Americans certainly aren't strangers to student debt. The average Class of 2016 graduate came away $37,172 in the hole, up 6% from the previous year, and across all age groups, Americans owe close to $1.3 trillion in total outstanding loans. But it's not just 20- and 30-somethings who continue to walk around saddled with student debt. According to a new report from the Government Accountability Office, the number of people 60 and over with student debt jumped from 700,000 back in 2005 to 2.8 million in 2015.

Not only do more older Americans continue to carry debt, but they owe more money than they did a decade prior. Among borrowers 60 and over, the average amount of student debt almost doubled from $12,100 back in 2005 to $23,500 in 2015. All in all, Americans 60 and older owe an estimated $66.7 billion in outstanding student loan debt, and while many seniors struggle to consistently make those payments, those who don't manage to keep up could face an unexpected penalty: reduced Social Security benefits.

Senior citizens worried about bills

Image source: Getty Images.

The consequences of unpaid student loans

Student loans are among the toughest type of debt to shake. Unlike other forms of debt, student loans can't typically be discharged in bankruptcy. But failing to make student loan payments won't just damage your credit; it could also impact your Social Security benefits.

In 2015, an estimated 173,000 Americans had their benefits reduced as a result of having defaulted on their student loans.
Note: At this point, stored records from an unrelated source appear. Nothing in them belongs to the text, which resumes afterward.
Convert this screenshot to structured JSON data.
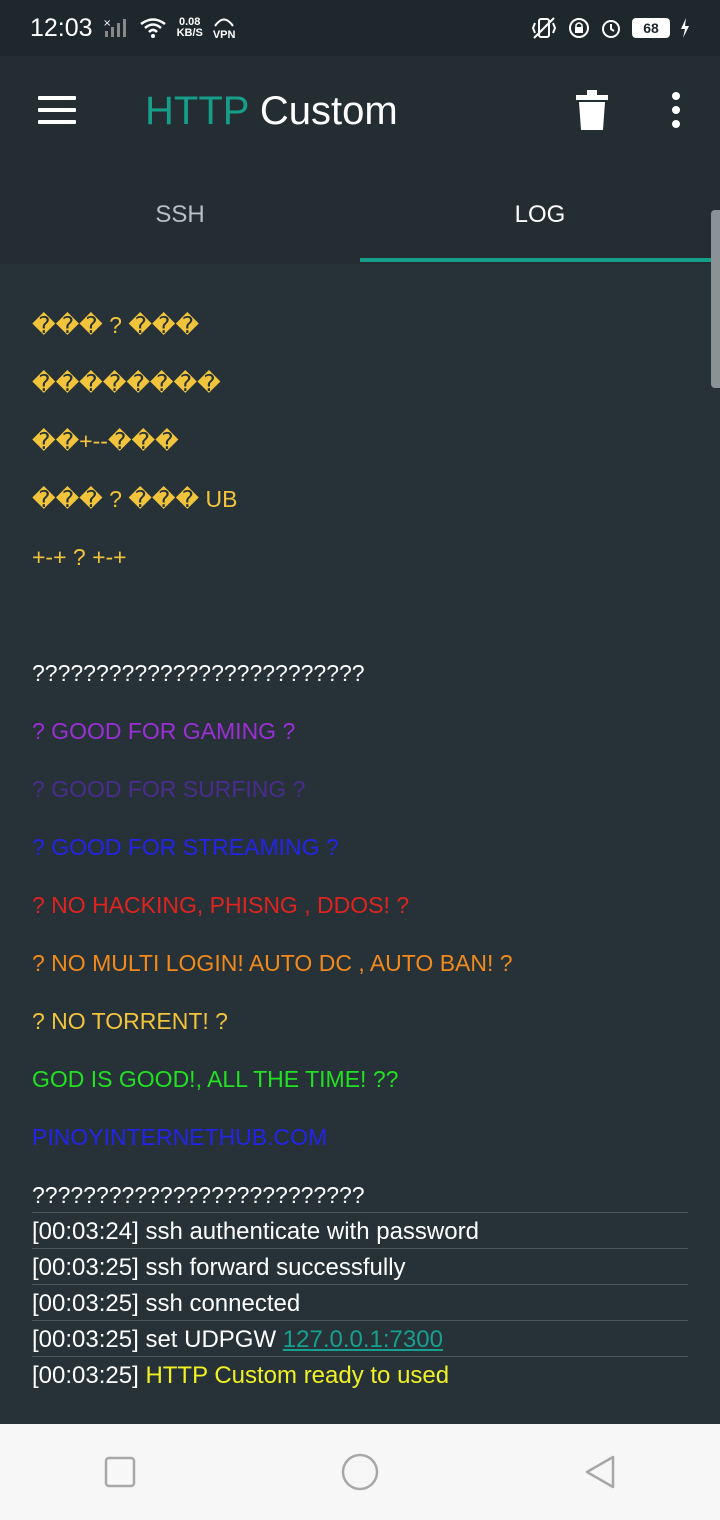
{
  "status_bar": {
    "time": "12:03",
    "speed_value": "0.08",
    "speed_unit": "KB/S",
    "vpn": "VPN",
    "battery": "68"
  },
  "appbar": {
    "title_part1": "HTTP",
    "title_part2": "Custom"
  },
  "tabs": [
    {
      "label": "SSH",
      "active": false
    },
    {
      "label": "LOG",
      "active": true
    }
  ],
  "log_lines": [
    "��� ? ���",
    "��������",
    "��+--���",
    "��� ? ��� UB",
    "+-+ ? +-+",
    "",
    "??????????????????????????",
    "? GOOD FOR GAMING ?",
    "? GOOD FOR SURFING ?",
    "? GOOD FOR STREAMING ?",
    "? NO HACKING, PHISNG , DDOS! ?",
    "? NO MULTI LOGIN! AUTO DC , AUTO BAN! ?",
    "? NO TORRENT! ?",
    "GOD IS GOOD!, ALL THE TIME! ??",
    "PINOYINTERNETHUB.COM",
    "??????????????????????????"
  ],
  "events": [
    {
      "time": "[00:03:24]",
      "text": "ssh authenticate with password"
    },
    {
      "time": "[00:03:25]",
      "text": "ssh forward successfully"
    },
    {
      "time": "[00:03:25]",
      "text": "ssh connected"
    },
    {
      "time": "[00:03:25]",
      "text": "set UDPGW",
      "link": "127.0.0.1:7300"
    },
    {
      "time": "[00:03:25]",
      "text": "",
      "highlight": "HTTP Custom ready to used"
    }
  ],
  "colors": {
    "accent": "#159f8a",
    "background": "#263238",
    "appbar": "#232d32"
  }
}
Back in 2002, only 36,000 Americans were similarly penalized. In fact, over the past decade, a good 67,000 seniors have had their Social Security payments garnished to the point where they've ended up well below the poverty line.

Part of the problem stems from the fact that the threshold for Social Security garnishments, which was set in 1998, has not since been adjusted for inflation. Given that Social Security serves as the sole source of income for roughly 25% of seniors 65 and older, having benefits garnished is a dangerous repercussion to face. Raising that threshold could prevent countless seniors from meeting a similar fate going forward, but without Congress stepping in, that's not likely to happen.

To add a bit of insult to injury, garnishing Social Security payments has proven to be rather ineffective in collecting outstanding student debt. Over 33% of older Americans were found to remain in default on their student loans even after two years of reduced benefits. But until another solution is found, seniors who can't pay their student debt will continue to face the very frightening prospect of garnishment.

Borrow smartly and pay on time

While older borrowers have fewer options for changing their circumstances, younger borrowers would be wise to learn from their senior counterparts. First, the obvious: The less money you borrow to finance an education, the easier it'll be to keep up with student loan payments over time. For some students, this might mean deferring enrollment for a year or two in order to work, save, and pay some of those tuition expenses up front rather than borrow the bulk. For others, it might mean opting for in-state public or community college rather than springing for private institutions.

For the 2016-2017 school year, tuition alone at a private college cost $33,480. Tuition for public in-state college, meanwhile, was just $9,650 on average -- still a lot of money, but far less than what the typical private school charged. Choosing a public college over a private one could effectively shave over $95,000 off the cost of an education, and that doesn't even take room and board into account.

Finally, aim to limit your borrowing to federal loans only. Private lenders are notorious for imposing high interest rates, and they offer little flexibility with regard to repayment. Federal loans, on the other hand, come with fixed, pre-established rates, and if you encounter a financial hardship, you can often qualify for some sort of forbearance or deferment.

No matter what borrowing strategy you implement, the key is to be aware of the repercussions of long-term student debt. Those who fail to pay off their loans earlier in life risk running into financial trouble at a time when they're already vulnerable. So if you're thinking of taking on a mountain debt to finance your education, let this be a warning: Those payments might follow you all the way into retirement, and once that happens, you'll be compromising your financial security in more ways than one.